## What the exercise asks:
Please set down, exactly as written, the line containing "Output a JSON" and every line after it through the end of the records.

## Input material:
______________________________
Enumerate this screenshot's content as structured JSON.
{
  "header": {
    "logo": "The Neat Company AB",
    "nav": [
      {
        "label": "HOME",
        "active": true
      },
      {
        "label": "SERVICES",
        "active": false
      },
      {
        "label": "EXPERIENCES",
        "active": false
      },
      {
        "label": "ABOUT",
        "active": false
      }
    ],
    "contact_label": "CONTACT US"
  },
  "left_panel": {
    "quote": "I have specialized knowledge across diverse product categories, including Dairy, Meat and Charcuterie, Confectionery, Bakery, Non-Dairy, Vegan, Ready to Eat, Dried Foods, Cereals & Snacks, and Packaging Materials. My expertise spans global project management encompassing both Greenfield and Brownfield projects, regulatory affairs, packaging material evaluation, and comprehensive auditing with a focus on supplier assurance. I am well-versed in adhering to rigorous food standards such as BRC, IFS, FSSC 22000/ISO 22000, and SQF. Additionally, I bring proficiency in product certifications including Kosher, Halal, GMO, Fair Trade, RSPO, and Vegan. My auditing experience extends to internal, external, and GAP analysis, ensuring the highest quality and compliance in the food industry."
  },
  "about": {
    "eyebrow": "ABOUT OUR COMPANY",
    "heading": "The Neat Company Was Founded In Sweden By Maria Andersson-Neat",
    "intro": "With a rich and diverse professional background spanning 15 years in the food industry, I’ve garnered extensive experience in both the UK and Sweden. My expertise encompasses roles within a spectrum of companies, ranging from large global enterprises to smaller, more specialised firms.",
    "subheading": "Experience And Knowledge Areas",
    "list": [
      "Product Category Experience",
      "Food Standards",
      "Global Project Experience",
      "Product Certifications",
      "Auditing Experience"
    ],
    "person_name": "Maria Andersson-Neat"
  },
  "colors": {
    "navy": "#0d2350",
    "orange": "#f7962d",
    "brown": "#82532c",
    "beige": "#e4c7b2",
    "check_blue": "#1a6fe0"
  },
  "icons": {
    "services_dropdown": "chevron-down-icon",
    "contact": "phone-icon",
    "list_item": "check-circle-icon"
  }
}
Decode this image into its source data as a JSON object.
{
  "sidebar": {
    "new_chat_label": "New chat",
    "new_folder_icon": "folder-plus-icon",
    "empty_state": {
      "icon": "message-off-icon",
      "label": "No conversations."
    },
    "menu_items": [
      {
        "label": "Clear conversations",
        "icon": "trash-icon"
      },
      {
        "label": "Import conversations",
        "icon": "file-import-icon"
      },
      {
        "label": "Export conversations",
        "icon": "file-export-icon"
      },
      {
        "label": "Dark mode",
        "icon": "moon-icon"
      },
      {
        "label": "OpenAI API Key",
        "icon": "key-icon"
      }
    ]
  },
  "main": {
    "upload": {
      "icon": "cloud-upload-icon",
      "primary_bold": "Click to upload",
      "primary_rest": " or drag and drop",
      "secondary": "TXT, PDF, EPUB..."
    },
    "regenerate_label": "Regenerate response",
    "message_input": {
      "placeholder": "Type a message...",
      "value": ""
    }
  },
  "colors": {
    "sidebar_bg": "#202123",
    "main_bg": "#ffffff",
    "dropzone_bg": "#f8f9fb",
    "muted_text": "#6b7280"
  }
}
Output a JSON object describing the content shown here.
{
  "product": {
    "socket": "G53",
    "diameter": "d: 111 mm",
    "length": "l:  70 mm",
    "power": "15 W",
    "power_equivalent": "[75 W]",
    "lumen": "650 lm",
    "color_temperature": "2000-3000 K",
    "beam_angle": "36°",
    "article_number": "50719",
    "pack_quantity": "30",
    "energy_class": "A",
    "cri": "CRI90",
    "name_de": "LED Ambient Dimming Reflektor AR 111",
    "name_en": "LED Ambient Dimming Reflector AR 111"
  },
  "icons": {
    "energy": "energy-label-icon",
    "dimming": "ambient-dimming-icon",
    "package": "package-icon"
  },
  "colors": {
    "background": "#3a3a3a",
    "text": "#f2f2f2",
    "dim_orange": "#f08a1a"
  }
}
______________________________
## Reply:
Output a JSON object describing the content shown here.
{
  "product": {
    "socket": "G53",
    "diameter": "d: 111 mm",
    "length": "l:  70 mm",
    "power": "15 W",
    "power_equivalent": "[75 W]",
    "lumen": "650 lm",
    "color_temperature": "2000-3000 K",
    "beam_angle": "36°",
    "article_number": "50719",
    "pack_quantity": "30",
    "energy_class": "A",
    "cri": "CRI90",
    "name_de": "LED Ambient Dimming Reflektor AR 111",
    "name_en": "LED Ambient Dimming Reflector AR 111"
  },
  "icons": {
    "energy": "energy-label-icon",
    "dimming": "ambient-dimming-icon",
    "package": "package-icon"
  },
  "colors": {
    "background": "#3a3a3a",
    "text": "#f2f2f2",
    "dim_orange": "#f08a1a"
  }
}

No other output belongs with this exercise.